“I apologize. This album ‘Homegrown’ should have been there for you a couple of years after ‘Harvest’. It’s the sad side of a love affair. The damage done. The heartache. I just couldn’t listen to it. I wanted to move on. So I kept it to myself, hidden away in the vault, on the shelf, in the back of my mind….but I should have shared it. It’s actually beautiful. That’s why I made it in the first place. Sometimes life hurts. You know what I mean. This is the one that got away. Levon Helm is drumming on some tracks, Karl T Himmel on others, Emmylou Harris singing on one, Robbie Robertson plays on one. ‘Homegrown’ contains a narration, several acoustic solo songs never even published or heard until this release and some great songs played with a band of my friends, including Ben Keith – steel and slide – Tim Drummond – bass and Stan Szelest – piano. Anyway, it’s coming your way in 2020, the first release from our archive in this new decade. Come with us into 2020 as we bring you the past.”

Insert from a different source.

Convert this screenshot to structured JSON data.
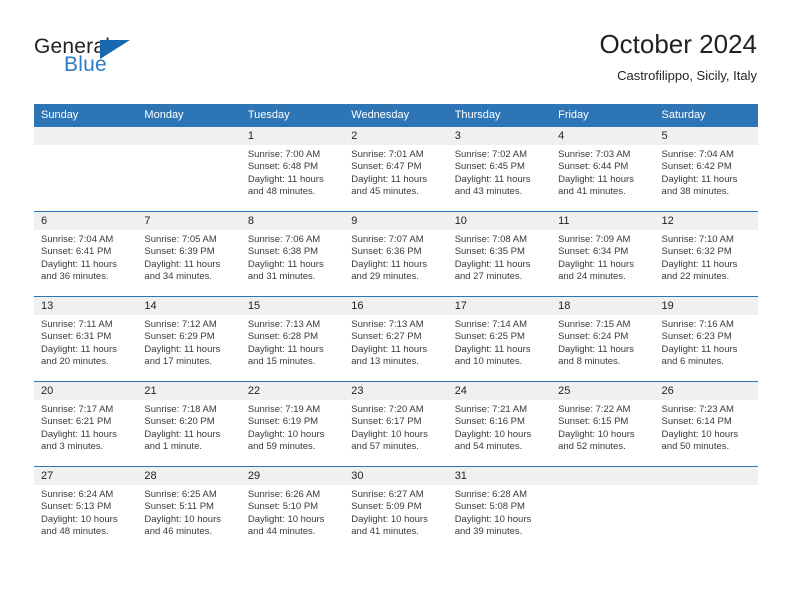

The album is made up of twelve Neil Young songs, of which seven are previously unreleased, with the other five all appearing in different mixes on later albums. There have been various theories given over the years as to why the album was pulled, but his comments above give credence to the one where he was dealing with his breakup with actress Carrie Snodgress, the mother of his child Zeke, and the songs were just way too personal. That this album was pulled by an artist arguably at the height of his commercial prowess is quite a statement, but for whatever reason it was never due to the lack of musical quality. Just listen to the title cut which has filthy joined guitars over the top of a rhythm section who are tied together, the very epitome of Crazy Horse, and then compare that with the acoustic brevity of “Kansas” which is sheer beauty, polished and refined.
Everyone knows Young’s archive is huge, and one can only wonder what we will be treated to next.